■ Work instructions ■
Copy out each entry precisely; no image belongs in the result.
>>>
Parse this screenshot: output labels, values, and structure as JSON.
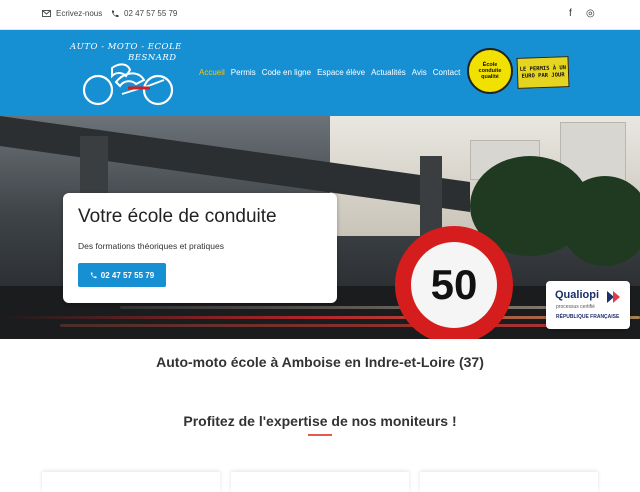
{
  "topbar": {
    "email_label": "Ecrivez-nous",
    "phone_label": "02 47 57 55 79",
    "social": [
      {
        "icon": "facebook-icon",
        "glyph": "f"
      },
      {
        "icon": "instagram-icon",
        "glyph": "◎"
      }
    ]
  },
  "header": {
    "logo_line1": "AUTO - MOTO - ECOLE",
    "logo_line2": "BESNARD",
    "nav": [
      "Accueil",
      "Permis",
      "Code en ligne",
      "Espace élève",
      "Actualités",
      "Avis",
      "Contact"
    ],
    "active_nav": "Accueil",
    "badge_quality": "École conduite qualité",
    "badge_euro": "LE PERMIS À UN EURO PAR JOUR"
  },
  "hero": {
    "title": "Votre école de conduite",
    "subtitle": "Des formations théoriques et pratiques",
    "cta_label": "02 47 57 55 79",
    "speed_sign": "50",
    "qualiopi": {
      "name": "Qualiopi",
      "sub": "processus certifié",
      "republic": "RÉPUBLIQUE FRANÇAISE"
    }
  },
  "main": {
    "location_title": "Auto-moto école à Amboise en Indre-et-Loire (37)",
    "section_title": "Profitez de l'expertise de nos moniteurs !"
  },
  "colors": {
    "brand_blue": "#1790d3",
    "accent_yellow": "#f5c600",
    "accent_red": "#e25b4b"
  }
}
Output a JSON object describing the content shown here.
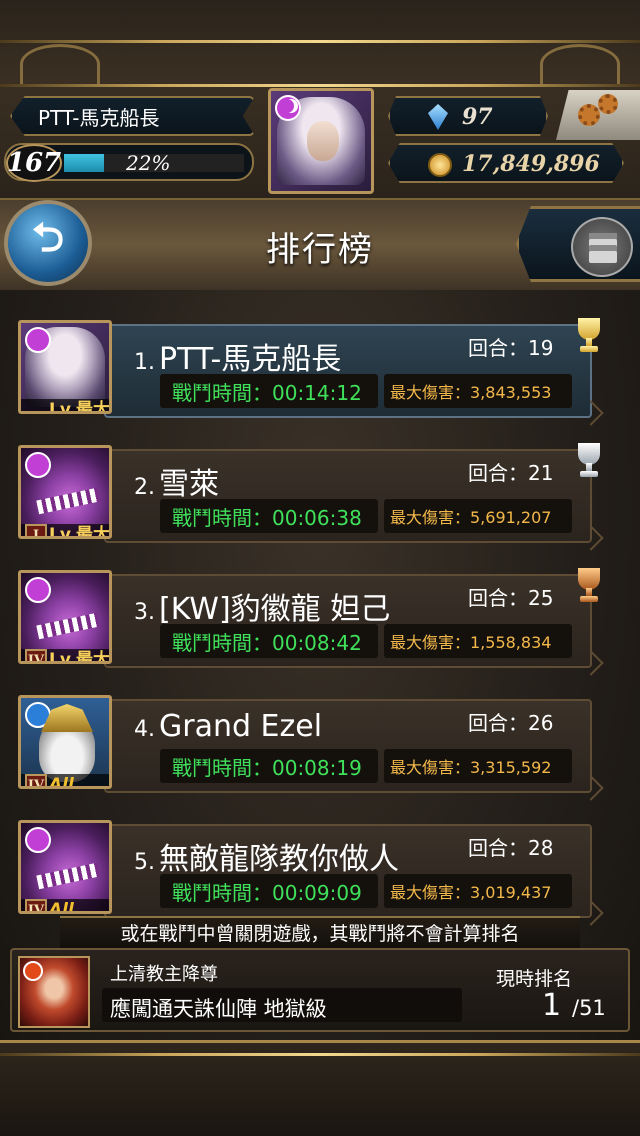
{
  "player": {
    "name": "PTT-馬克船長",
    "level": "167",
    "exp_percent_label": "22%",
    "exp_fraction": 0.22,
    "gems": "97",
    "coins": "17,849,896"
  },
  "header": {
    "title": "排行榜"
  },
  "rankings": [
    {
      "rank": "1.",
      "name": "PTT-馬克船長",
      "round": "回合：19",
      "battle_time": "戰鬥時間：00:14:12",
      "max_damage": "最大傷害：3,843,553",
      "level_badge": "Lv.最大",
      "tier": "",
      "trophy": "gold-trophy-icon",
      "portrait": "lady"
    },
    {
      "rank": "2.",
      "name": "雪萊",
      "round": "回合：21",
      "battle_time": "戰鬥時間：00:06:38",
      "max_damage": "最大傷害：5,691,207",
      "level_badge": "Lv.最大",
      "tier": "I",
      "trophy": "silver-trophy-icon",
      "portrait": "dragon"
    },
    {
      "rank": "3.",
      "name": "[KW]豹徽龍 妲己",
      "round": "回合：25",
      "battle_time": "戰鬥時間：00:08:42",
      "max_damage": "最大傷害：1,558,834",
      "level_badge": "Lv.最大",
      "tier": "IV",
      "trophy": "bronze-trophy-icon",
      "portrait": "dragon"
    },
    {
      "rank": "4.",
      "name": "Grand Ezel",
      "round": "回合：26",
      "battle_time": "戰鬥時間：00:08:19",
      "max_damage": "最大傷害：3,315,592",
      "level_badge": "All Max",
      "tier": "IV",
      "trophy": "",
      "portrait": "elder"
    },
    {
      "rank": "5.",
      "name": "無敵龍隊教你做人",
      "round": "回合：28",
      "battle_time": "戰鬥時間：00:09:09",
      "max_damage": "最大傷害：3,019,437",
      "level_badge": "All Max",
      "tier": "IV",
      "trophy": "",
      "portrait": "dragon"
    }
  ],
  "footer": {
    "notice": "或在戰鬥中曾關閉遊戲，其戰鬥將不會計算排名",
    "stage_subtitle": "上清教主降尊",
    "stage_name": "應闖通天誅仙陣 地獄級",
    "current_rank_label": "現時排名",
    "current_rank": "1",
    "total": "/51"
  },
  "icons": {
    "back": "back-arrow-icon",
    "menu": "list-menu-icon",
    "settings": "gear-icon",
    "gem": "gem-icon",
    "coin": "coin-icon"
  }
}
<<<
■ Solution to this problem ■
Parse this screenshot: output labels, values, and structure as JSON.
{
  "topbar": {
    "email_label": "Ecrivez-nous",
    "phone_label": "02 47 57 55 79",
    "social": [
      {
        "icon": "facebook-icon",
        "glyph": "f"
      },
      {
        "icon": "instagram-icon",
        "glyph": "◎"
      }
    ]
  },
  "header": {
    "logo_line1": "AUTO - MOTO - ECOLE",
    "logo_line2": "BESNARD",
    "nav": [
      "Accueil",
      "Permis",
      "Code en ligne",
      "Espace élève",
      "Actualités",
      "Avis",
      "Contact"
    ],
    "active_nav": "Accueil",
    "badge_quality": "École conduite qualité",
    "badge_euro": "LE PERMIS À UN EURO PAR JOUR"
  },
  "hero": {
    "title": "Votre école de conduite",
    "subtitle": "Des formations théoriques et pratiques",
    "cta_label": "02 47 57 55 79",
    "speed_sign": "50",
    "qualiopi": {
      "name": "Qualiopi",
      "sub": "processus certifié",
      "republic": "RÉPUBLIQUE FRANÇAISE"
    }
  },
  "main": {
    "location_title": "Auto-moto école à Amboise en Indre-et-Loire (37)",
    "section_title": "Profitez de l'expertise de nos moniteurs !"
  },
  "colors": {
    "brand_blue": "#1790d3",
    "accent_yellow": "#f5c600",
    "accent_red": "#e25b4b"
  }
}
Output a JSON object describing the content shown here.
{
  "player": {
    "name": "PTT-馬克船長",
    "level": "167",
    "exp_percent_label": "22%",
    "exp_fraction": 0.22,
    "gems": "97",
    "coins": "17,849,896"
  },
  "header": {
    "title": "排行榜"
  },
  "rankings": [
    {
      "rank": "1.",
      "name": "PTT-馬克船長",
      "round": "回合：19",
      "battle_time": "戰鬥時間：00:14:12",
      "max_damage": "最大傷害：3,843,553",
      "level_badge": "Lv.最大",
      "tier": "",
      "trophy": "gold-trophy-icon",
      "portrait": "lady"
    },
    {
      "rank": "2.",
      "name": "雪萊",
      "round": "回合：21",
      "battle_time": "戰鬥時間：00:06:38",
      "max_damage": "最大傷害：5,691,207",
      "level_badge": "Lv.最大",
      "tier": "I",
      "trophy": "silver-trophy-icon",
      "portrait": "dragon"
    },
    {
      "rank": "3.",
      "name": "[KW]豹徽龍 妲己",
      "round": "回合：25",
      "battle_time": "戰鬥時間：00:08:42",
      "max_damage": "最大傷害：1,558,834",
      "level_badge": "Lv.最大",
      "tier": "IV",
      "trophy": "bronze-trophy-icon",
      "portrait": "dragon"
    },
    {
      "rank": "4.",
      "name": "Grand Ezel",
      "round": "回合：26",
      "battle_time": "戰鬥時間：00:08:19",
      "max_damage": "最大傷害：3,315,592",
      "level_badge": "All Max",
      "tier": "IV",
      "trophy": "",
      "portrait": "elder"
    },
    {
      "rank": "5.",
      "name": "無敵龍隊教你做人",
      "round": "回合：28",
      "battle_time": "戰鬥時間：00:09:09",
      "max_damage": "最大傷害：3,019,437",
      "level_badge": "All Max",
      "tier": "IV",
      "trophy": "",
      "portrait": "dragon"
    }
  ],
  "footer": {
    "notice": "或在戰鬥中曾關閉遊戲，其戰鬥將不會計算排名",
    "stage_subtitle": "上清教主降尊",
    "stage_name": "應闖通天誅仙陣 地獄級",
    "current_rank_label": "現時排名",
    "current_rank": "1",
    "total": "/51"
  },
  "icons": {
    "back": "back-arrow-icon",
    "menu": "list-menu-icon",
    "settings": "gear-icon",
    "gem": "gem-icon",
    "coin": "coin-icon"
  }
}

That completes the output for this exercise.